Illustration: Aïda Amer/Axios

People warning about the potentially chilling collision of big data sets and emerging technologies can now point to Clearview, the secretive facial recognition startup that scraped images from some of the largest public internet sites to create a database now used by hundreds of law enforcement agencies across the country.

Why it matters: Facial recognition tools have already raised privacy concerns in the U.S. and abroad, particularly when they're used by government, but the controversy over Clearview has shown that both industry and law enforcement are moving faster than the debate.

Tech giants hammer facial recognition startup

Illustration: Aïda Amer/Axios

Facebook, YouTube, Twitter, Venmo and LinkedIn have sent Clearview AI cease-and-desist letters in the wake of a blockbuster report that the facial recognition startup has scraped billions of people's faces from their websites, the New York Times reports.

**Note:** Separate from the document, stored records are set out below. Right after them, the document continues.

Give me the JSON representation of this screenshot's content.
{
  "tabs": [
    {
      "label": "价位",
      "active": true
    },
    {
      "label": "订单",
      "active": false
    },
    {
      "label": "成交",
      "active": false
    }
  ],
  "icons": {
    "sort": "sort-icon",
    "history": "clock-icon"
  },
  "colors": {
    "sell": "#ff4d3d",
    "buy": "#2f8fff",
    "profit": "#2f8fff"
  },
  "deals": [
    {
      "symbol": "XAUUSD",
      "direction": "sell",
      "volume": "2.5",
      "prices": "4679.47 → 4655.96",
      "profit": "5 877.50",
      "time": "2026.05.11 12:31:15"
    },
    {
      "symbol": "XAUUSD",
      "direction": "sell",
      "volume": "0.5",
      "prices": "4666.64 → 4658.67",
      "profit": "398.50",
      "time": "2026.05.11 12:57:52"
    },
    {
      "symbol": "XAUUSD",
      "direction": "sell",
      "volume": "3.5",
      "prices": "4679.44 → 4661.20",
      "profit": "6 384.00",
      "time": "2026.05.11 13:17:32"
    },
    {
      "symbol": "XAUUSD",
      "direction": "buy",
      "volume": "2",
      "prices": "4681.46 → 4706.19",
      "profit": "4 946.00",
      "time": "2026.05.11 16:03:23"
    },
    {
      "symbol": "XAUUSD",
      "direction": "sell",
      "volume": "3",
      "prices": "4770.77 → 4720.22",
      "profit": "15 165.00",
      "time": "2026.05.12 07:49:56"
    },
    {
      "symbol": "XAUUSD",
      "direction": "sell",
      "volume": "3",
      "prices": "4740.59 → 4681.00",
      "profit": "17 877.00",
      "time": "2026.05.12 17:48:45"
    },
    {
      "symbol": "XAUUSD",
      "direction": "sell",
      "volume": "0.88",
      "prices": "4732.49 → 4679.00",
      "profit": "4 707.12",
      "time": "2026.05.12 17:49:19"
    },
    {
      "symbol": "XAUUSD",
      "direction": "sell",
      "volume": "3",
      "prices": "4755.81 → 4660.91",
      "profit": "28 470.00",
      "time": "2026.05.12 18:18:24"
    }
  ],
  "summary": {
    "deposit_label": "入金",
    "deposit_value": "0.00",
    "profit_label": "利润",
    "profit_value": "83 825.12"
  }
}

The big picture: Clearview's app is used to identify suspected criminals by over 600 law enforcement agencies, including the FBI and the Department of Homeland Security, per the Times.

Facebook to pay $550 million over facial recognition tagging system

Illustration: Sarah Grillo/Axios

Facebook said on Wednesday it will pay $550 million in response to an Illinois-based class-action lawsuit against the facial recognition technology in its photo-labeling service, the New York Times reports.

The big picture: The settlement is a sign that state-level regulations on facial recognition can extract real penalties from social media giants like Facebook, as more states introduce bills to regulate, ban or study the tech.

Go deeperArrowJan 30, 2020